WHAT YOU ARE ASKED TO DO
Determine how many lines in the entries below contain "this", and output that number alone.

Collected data entries
- - -
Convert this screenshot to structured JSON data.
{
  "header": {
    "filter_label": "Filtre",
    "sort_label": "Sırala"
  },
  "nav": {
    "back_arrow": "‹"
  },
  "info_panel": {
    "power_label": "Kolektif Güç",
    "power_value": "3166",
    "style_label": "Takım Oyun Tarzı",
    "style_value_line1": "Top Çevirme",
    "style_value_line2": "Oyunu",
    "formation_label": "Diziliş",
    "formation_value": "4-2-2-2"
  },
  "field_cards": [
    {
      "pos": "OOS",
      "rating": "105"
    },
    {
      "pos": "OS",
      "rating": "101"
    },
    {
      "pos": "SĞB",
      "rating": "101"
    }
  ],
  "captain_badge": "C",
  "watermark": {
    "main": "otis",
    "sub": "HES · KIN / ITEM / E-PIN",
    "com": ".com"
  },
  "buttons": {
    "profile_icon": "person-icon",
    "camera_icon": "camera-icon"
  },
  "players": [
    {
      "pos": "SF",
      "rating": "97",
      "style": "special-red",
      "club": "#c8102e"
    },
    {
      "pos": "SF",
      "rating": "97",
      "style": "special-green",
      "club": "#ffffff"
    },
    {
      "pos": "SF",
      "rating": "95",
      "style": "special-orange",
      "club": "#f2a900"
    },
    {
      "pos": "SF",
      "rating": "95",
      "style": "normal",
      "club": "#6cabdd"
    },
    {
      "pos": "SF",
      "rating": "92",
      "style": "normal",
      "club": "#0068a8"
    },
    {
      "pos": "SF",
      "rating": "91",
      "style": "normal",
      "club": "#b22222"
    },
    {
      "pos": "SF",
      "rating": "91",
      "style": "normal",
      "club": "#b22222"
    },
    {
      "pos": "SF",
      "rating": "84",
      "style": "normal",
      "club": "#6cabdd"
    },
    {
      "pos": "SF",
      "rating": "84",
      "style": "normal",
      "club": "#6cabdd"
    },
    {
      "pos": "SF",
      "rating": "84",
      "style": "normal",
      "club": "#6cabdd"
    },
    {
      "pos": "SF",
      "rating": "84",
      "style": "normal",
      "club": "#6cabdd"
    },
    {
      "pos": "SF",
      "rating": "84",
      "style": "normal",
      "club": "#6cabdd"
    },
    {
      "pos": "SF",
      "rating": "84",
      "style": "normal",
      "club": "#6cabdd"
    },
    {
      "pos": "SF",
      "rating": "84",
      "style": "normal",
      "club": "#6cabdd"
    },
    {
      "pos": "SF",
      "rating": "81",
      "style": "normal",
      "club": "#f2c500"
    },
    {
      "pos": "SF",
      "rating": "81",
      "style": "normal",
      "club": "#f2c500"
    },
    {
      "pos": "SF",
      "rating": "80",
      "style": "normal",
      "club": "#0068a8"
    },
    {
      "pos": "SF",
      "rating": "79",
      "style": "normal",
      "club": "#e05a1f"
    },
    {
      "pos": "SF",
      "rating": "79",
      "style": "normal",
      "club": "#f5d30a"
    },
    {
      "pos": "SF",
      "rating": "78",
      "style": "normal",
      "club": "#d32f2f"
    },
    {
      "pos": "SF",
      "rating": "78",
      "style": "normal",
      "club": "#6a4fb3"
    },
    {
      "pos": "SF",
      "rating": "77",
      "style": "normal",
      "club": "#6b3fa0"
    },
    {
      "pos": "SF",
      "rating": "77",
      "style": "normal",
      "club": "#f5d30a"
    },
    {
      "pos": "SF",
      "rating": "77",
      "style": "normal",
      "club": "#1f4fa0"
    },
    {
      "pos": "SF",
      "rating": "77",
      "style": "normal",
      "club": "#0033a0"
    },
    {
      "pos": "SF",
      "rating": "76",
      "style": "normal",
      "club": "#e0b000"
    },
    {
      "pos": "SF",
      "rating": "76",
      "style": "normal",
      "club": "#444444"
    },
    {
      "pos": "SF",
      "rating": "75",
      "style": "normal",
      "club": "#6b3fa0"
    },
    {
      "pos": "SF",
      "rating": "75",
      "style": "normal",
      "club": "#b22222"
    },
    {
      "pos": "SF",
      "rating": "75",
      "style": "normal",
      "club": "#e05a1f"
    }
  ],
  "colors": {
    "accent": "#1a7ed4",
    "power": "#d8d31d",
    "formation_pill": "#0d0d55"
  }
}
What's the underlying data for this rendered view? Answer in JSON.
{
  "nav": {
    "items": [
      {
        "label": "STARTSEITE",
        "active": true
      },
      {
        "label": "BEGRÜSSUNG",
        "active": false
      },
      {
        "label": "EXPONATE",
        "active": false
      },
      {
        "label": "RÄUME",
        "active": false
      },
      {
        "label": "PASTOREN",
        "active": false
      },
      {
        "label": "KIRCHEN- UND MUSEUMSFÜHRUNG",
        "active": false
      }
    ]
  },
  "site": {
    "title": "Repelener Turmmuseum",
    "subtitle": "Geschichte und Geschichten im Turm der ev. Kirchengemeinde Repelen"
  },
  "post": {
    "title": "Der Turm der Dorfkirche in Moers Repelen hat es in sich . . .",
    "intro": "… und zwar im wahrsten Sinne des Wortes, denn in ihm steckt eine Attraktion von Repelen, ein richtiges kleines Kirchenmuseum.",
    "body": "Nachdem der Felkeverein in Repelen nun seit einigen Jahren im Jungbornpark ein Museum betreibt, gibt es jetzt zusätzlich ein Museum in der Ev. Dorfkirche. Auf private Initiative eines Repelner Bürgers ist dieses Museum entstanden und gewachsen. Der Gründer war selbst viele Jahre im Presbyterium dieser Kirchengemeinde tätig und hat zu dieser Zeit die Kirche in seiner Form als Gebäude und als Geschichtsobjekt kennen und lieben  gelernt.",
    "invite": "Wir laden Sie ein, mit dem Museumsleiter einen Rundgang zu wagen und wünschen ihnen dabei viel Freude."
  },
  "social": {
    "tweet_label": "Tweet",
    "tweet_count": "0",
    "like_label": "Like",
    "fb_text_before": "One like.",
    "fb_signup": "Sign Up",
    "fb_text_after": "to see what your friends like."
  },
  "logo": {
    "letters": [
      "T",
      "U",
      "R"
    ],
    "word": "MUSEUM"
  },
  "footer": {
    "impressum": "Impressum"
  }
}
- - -
TASK ANSWER
2